Getting through the winter with asthma is never fun. The cold air, smoking fires, and an abundance of dusty holiday decorations are a constant challenge for your respiratory system to handle, even if you don’t have allergies exacerbating your asthma. Unfortunately, the holiday season can be even harder for asthmatic children. Living with asthma can be difficult. But there are ways to cope with it. Try these outdoor activities to enjoy during winter while still breathing fully.
Children who suffer from asthma often get the sticky end of the lollipop when it comes to the holidays. They want to play outside and enjoy the winter weather, but that isn’t always in their best interest either. A serious asthma attack won’t just ruin their fun; it can put their health at risk. Therefore, it’s important to prepare and plan activities around your child’s asthma to ensure that they can enjoy their winter fun as safely as possible.
Consider Mild Risk Activities
If your child has ever had a moderate to severe asthma attack, then outdoor activities should be carefully evaluated. Talk with your child’s asthma doctor to help identify potential triggers that could aggravate your little one’s condition. For many asthmatics, the cold air itself can trigger symptoms, often made worse by strenuous exercise.
Living with Asthma: Outdoor Activities to Enjoy in Winter
Fortunately, you can limit the extent of your child’s symptoms by being proactive and choosing activities that only require short bursts of strenuous activity. Sports that involve sustained cardio, such as football, soccer, and hockey may not be best for your child. That is, unless they’re drawn towards the post of goalie. However, volleyball, basketball, and even baseball provide excellent opportunities for children to play by only requiring short bursts of energy. You could argue that basketball requires more, but it is generally played in an indoor court, giving your child’s lungs the break they need.
Plan Ahead When You’re Outdoors

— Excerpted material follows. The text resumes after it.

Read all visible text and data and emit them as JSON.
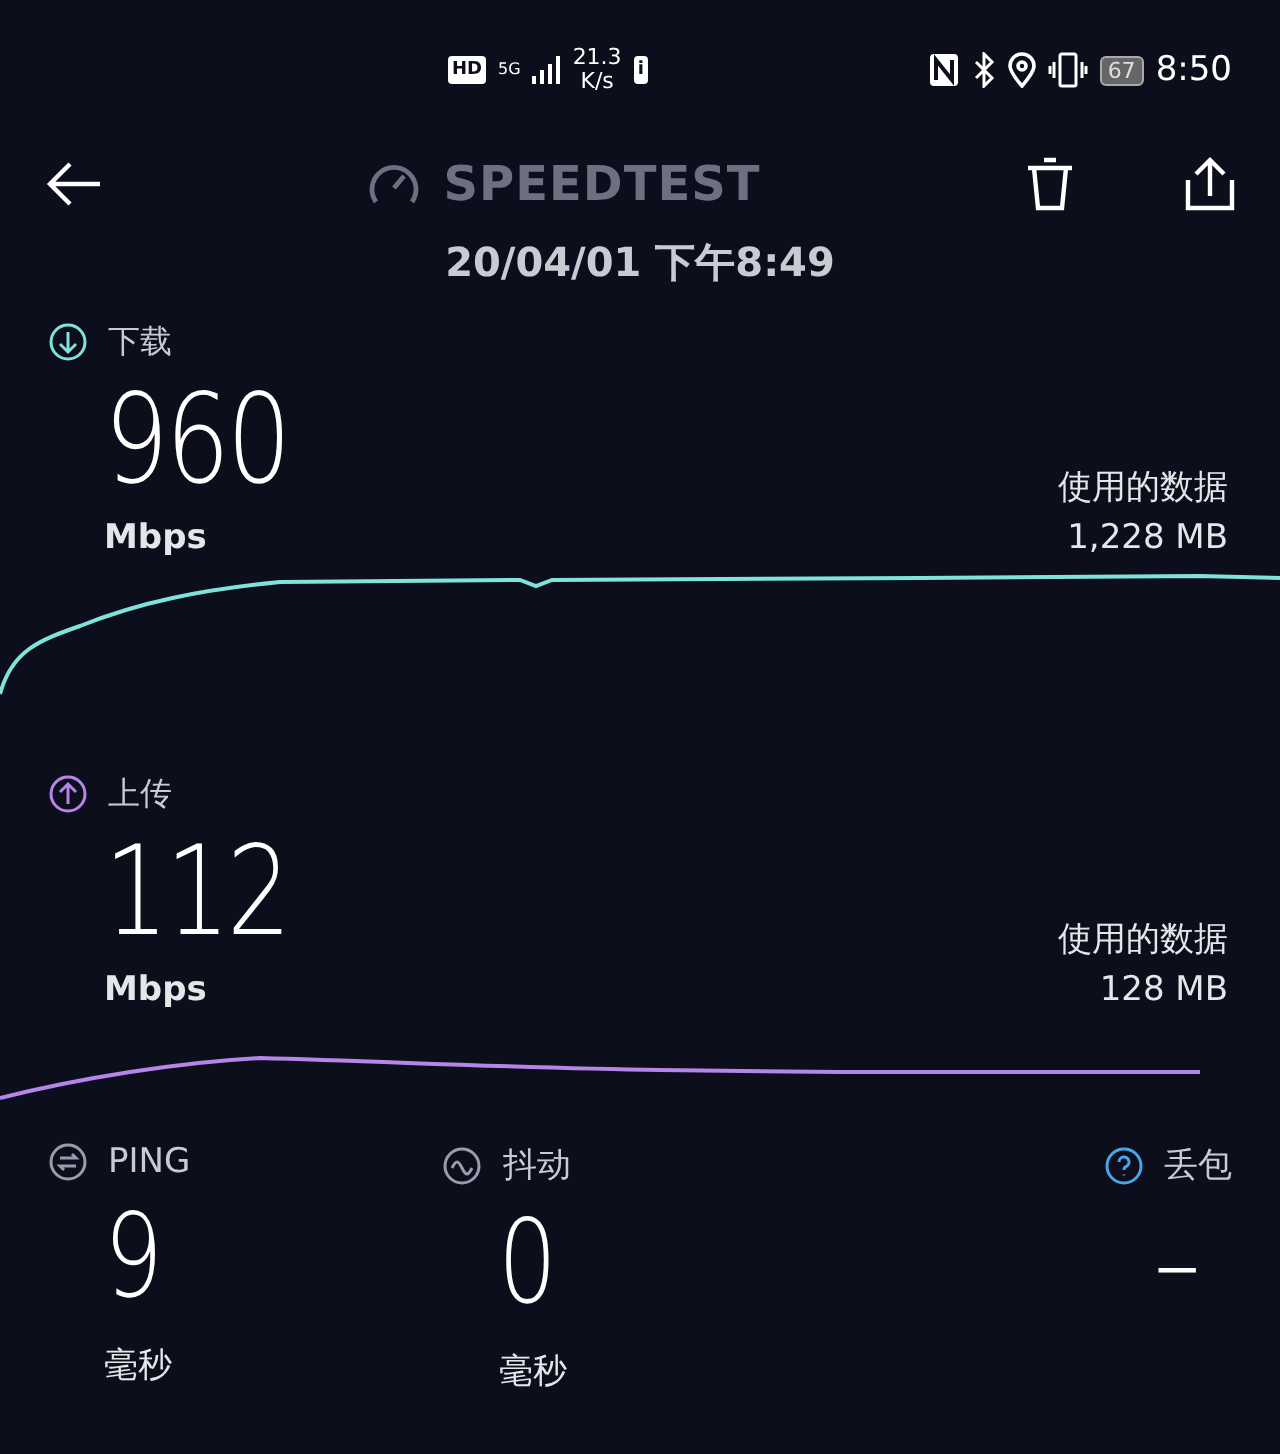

For the times when strenuous outdoor activities are simply unavoidable, it is important to plan ahead. Make sure they’re comfortably snuggled in a favorite scarf that can be used to cover their nose and mouth. The scarf will help to warm the air before it reaches your child’s airways, while also encouraging your child to breathe through their nose to further warm the air. You should also make sure they are well-hydrated before leaving. A steaming cup of tea or a simple glass of water will help to hydrate their respiratory passages and make breathing a little easier.
Children who have serious asthma may also benefit from proactive medication. A pediatric pulmonologist can help you determine what medications are best for pre-medicating your child. The emergency inhaler often given to asthmatics is rarely the best option for pre-medication. So your child’s doctor can to talk you through alternative medications for regular use if your child struggles with their asthma during the winter months.
Preparing for an Attack
Despite all your best efforts, there is always the possibility that your child will have a serious asthma attack. As long as you plan for that possibility, you have little to worry about. Therefore, you should never leave the house without your child’s emergency inhaler. Keep it in a pocket close to your body to keep it warm. And always replace it before its expiration date to ensure maximum efficacy. In addition, it may be beneficial to keep a thermos of warm water or tea with you whenever you’re out together. Having a thermos on hand makes it much easier to keep their respiratory pathways warm and moist.
Regarding any other concerns you may have, especially anything to do with specific allergies or triggers, you should consult a professional pediatric pulmonologist New York. Together, with your allergy specialist NYC, can put together a plan that will allow your child to enjoy the magic of the season and stay safe throughout all of it.